## Data provided
·····
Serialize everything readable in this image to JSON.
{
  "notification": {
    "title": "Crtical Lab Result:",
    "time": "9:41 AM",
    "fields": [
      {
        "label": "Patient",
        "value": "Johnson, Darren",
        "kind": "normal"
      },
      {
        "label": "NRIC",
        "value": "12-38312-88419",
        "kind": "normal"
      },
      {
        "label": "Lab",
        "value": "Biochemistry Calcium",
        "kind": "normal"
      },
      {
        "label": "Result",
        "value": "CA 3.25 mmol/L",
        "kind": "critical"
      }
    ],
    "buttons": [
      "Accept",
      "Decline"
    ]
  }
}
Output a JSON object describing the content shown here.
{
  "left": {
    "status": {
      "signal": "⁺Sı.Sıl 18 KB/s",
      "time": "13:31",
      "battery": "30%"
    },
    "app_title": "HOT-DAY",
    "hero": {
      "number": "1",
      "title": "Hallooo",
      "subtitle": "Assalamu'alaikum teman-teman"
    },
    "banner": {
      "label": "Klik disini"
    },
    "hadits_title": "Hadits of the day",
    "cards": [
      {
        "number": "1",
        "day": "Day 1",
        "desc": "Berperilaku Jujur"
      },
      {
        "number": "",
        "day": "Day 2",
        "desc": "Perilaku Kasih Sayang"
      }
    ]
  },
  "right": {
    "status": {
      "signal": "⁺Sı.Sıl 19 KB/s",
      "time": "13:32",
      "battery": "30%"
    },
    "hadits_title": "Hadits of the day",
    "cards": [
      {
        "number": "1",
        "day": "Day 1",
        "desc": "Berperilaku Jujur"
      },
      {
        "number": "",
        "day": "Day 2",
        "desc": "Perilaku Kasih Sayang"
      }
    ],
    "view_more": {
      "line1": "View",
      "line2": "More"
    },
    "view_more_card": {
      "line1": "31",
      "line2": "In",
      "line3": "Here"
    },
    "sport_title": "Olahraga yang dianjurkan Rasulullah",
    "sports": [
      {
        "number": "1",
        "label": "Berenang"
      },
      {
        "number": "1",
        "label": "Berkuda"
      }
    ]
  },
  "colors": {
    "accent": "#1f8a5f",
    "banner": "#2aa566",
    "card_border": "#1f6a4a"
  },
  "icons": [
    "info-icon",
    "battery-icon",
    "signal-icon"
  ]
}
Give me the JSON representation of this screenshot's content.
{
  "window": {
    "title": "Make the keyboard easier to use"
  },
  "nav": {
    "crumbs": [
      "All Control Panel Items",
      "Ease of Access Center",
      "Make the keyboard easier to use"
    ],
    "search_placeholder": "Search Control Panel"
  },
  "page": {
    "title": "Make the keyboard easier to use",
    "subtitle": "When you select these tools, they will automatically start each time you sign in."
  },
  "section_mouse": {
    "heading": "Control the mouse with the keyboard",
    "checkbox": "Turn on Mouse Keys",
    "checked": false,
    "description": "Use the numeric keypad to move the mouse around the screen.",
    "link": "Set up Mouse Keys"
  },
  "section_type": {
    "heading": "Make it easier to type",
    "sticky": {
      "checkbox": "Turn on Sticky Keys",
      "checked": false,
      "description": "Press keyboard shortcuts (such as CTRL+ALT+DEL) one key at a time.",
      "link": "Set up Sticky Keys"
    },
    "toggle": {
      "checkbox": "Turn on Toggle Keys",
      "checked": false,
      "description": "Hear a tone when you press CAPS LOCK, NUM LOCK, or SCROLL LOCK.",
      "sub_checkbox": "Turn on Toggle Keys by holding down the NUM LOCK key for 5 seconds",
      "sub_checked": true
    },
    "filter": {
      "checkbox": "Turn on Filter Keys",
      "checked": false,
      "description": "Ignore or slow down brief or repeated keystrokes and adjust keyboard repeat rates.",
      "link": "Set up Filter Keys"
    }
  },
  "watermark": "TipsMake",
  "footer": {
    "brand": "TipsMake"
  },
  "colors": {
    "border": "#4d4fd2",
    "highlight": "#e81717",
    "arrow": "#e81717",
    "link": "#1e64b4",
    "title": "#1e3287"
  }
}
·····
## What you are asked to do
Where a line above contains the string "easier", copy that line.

## Reply
    "title": "Make the keyboard easier to use"
      "Make the keyboard easier to use"
    "title": "Make the keyboard easier to use",
    "heading": "Make it easier to type",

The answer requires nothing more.